Quantcast

Pipeline Leaks 63,840 Gallons of Produced Water in North Dakota

Energy
Oil well in North Dakota. Tim Evanson / Flickr / CC BY-SA 2.0

A pipeline released 63,840 gallons (1,520 barrels) of produced water that contaminated rangeland in Dunn County, North Dakota, the Bismarck Tribune reported, citing officials with the North Dakota Department of Health.

Produced water is a byproduct of oil and gas extraction, and can contain drilling chemicals if fracking was used.


The pipeline is part of a gathering system owned by Dallas-based oil and gas producer Petro-Hunt LLC, which discovered the leak on Wednesday.

Bill Suess with the North Dakota Department of Health told Grand Forks Herald they were able to stop the produced water from reaching a nearby dry creek bed.

Fossil fuel explorations and operations produce an incredible amount of wastewater. Oil and gas reservoirs often contain water, which is brought to the surface along with the hydrocarbons. The fracking process itself also involves large quantities of chemically laden water being shot at high pressures into shale. Once fracking is done, much of the fracking fluid comes back up the well as "flowback" wastewater.

Dunn County, located in western North Dakota and part of the prolific Bakken Shale oilfield, is "known for its oil activity," according to the county website.

The cause of the leak is now under investigation. The North Dakota health department has investigated the site and will continue monitoring the investigation and remediation.

Walter Roach, vice president of Petro-Hunt, told the Bismark Tribune that its workers responded quickly to the spill and the company is committed to the clean up.

"We want to get it taken care of as quickly as possible," Roach said.

Show Comments ()

EcoWatch Daily Newsletter

Pexels

By Franziska Spritzler, RD, CDE

Berries are among the healthiest foods you can eat.

Read More Show Less
Flames and smoke are seen billowing from the roof at Notre-Dame Cathedral on April 15 in Paris, France. Veronique de Viguerie / Getty Images

When Paris's Notre Dame caught fire on April 15, the flames threatened more than eight centuries of culture and history. The fire evoked shock, horror and grief worldwide. While the cathedral burned, French President Emmanuel Macron expressed determination to rebuild what the French regard as a sacred site.

Read More Show Less
Sponsored
An artist's impression of NASA's InSight lander on Mars.

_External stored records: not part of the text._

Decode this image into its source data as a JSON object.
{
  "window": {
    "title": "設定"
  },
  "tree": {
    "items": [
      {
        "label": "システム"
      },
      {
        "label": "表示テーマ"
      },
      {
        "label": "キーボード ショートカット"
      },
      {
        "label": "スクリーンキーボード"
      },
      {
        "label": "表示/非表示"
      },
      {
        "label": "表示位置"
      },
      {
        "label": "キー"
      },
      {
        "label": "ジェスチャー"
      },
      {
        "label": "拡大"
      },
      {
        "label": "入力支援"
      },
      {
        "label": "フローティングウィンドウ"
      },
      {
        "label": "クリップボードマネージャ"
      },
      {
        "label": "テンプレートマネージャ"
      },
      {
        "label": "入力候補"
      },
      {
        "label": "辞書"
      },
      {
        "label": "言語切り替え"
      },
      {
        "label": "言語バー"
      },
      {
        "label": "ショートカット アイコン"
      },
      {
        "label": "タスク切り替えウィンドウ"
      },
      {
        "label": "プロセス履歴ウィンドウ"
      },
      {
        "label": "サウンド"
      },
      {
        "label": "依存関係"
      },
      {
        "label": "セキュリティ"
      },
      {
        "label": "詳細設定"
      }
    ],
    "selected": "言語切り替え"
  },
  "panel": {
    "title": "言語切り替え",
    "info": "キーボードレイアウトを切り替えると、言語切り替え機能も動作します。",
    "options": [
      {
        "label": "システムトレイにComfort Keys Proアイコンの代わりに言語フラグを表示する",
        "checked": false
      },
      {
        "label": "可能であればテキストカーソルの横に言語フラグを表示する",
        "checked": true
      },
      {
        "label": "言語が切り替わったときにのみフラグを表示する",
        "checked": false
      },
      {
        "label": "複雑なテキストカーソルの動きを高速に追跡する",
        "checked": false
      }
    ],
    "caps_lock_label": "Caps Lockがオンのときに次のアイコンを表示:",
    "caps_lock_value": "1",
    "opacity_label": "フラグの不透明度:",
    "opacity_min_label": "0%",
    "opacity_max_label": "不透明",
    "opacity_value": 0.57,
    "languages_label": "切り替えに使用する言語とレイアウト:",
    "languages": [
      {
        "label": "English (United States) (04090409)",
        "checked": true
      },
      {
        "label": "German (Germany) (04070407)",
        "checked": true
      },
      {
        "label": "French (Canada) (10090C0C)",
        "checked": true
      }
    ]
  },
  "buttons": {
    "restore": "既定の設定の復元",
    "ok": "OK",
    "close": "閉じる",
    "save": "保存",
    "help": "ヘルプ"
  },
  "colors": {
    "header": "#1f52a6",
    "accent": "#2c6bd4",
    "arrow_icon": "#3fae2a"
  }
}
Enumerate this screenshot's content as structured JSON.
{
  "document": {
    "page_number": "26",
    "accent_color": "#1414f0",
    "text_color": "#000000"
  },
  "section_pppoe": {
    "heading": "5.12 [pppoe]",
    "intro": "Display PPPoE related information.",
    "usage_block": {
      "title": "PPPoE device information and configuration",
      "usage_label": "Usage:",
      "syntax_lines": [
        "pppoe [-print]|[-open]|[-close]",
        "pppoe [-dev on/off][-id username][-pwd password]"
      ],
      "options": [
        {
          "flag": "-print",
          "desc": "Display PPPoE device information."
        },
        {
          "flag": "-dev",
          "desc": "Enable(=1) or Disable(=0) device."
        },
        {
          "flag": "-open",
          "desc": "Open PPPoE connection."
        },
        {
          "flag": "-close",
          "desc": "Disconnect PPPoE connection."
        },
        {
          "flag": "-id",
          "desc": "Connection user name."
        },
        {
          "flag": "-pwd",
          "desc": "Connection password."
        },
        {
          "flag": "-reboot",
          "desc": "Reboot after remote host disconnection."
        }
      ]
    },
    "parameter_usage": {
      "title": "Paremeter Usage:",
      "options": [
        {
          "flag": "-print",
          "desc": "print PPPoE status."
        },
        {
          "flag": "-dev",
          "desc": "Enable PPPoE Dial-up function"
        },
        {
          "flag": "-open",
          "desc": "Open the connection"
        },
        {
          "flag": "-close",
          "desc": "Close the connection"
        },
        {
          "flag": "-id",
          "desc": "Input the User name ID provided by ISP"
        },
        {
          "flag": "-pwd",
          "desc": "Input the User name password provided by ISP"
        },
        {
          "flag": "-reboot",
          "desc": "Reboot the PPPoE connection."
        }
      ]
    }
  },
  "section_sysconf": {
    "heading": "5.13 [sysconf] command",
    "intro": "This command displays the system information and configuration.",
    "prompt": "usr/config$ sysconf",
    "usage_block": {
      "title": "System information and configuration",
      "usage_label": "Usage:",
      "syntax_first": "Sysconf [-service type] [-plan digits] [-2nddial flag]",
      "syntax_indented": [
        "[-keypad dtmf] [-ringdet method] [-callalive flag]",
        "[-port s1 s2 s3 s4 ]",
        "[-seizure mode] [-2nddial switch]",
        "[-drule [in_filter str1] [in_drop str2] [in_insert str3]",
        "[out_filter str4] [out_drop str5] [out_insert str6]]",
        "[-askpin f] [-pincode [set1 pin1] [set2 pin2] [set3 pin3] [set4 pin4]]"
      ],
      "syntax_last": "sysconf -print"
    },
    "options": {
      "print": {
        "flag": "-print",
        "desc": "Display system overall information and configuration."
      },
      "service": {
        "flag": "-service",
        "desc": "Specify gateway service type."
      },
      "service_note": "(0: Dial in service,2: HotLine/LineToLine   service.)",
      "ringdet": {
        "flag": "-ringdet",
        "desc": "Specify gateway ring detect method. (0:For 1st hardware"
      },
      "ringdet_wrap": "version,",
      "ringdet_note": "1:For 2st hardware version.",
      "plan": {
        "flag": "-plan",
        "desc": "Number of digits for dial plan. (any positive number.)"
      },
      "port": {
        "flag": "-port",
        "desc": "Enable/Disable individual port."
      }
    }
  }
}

NASA / JPL-CALTECH

Scientists have likely detected a so-called marsquake — an earthquake on Mars — for the first time, The National Aeronautics and Space Administration (NASA) announced on Tuesday.

Read More Show Less
Hero Images / Getty Images

Across the political aisle, a majority of American parents support teaching climate change in schools even though most teachers currently do not.

Read More Show Less
Priit Siimon / flickr / cc

By Andrea Germanos

Lawyer and visionary thinker Polly Higgins, who campaigned for ecocide to be internationally recognized as a crime on par with genocide and war crimes, died Sunday at the age of 50.

She had been diagnosed with an aggressive cancer last month and given just weeks to live.

Read More Show Less
Sponsored
Pixabay

An E. coli outbreak linked to ground beef has spread to 10 states and infected at least 156 people, CNN reported Wednesday.

Read More Show Less
The Anopheles stephensi mosquito, which carries malaria. CDC / Jim Gathany

The world's first malaria vaccine was launched in Malawi on Tuesday, NPR reported. It's an important day in health history. Not only is it the first malaria vaccine, it's the first vaccine to target any human parasite.

Read More Show Less
Ice-rich permafrost has been exposed due to coastal erosion, National Petroleum Reserve, Alaska. Brandt Meixell / USGS


By Jake Johnson

An alarming study released Tuesday found that melting Arctic permafrost could add nearly $70 trillion to the global cost of climate change unless immediate action is taken to slash carbon emissions.

According to the new research, published in the journal Nature Communications, melting permafrost caused by accelerating Arctic warming would add close to $70 trillion to the overall economic impact of climate change if the planet warms by 3°C by 2100.

Read More Show Less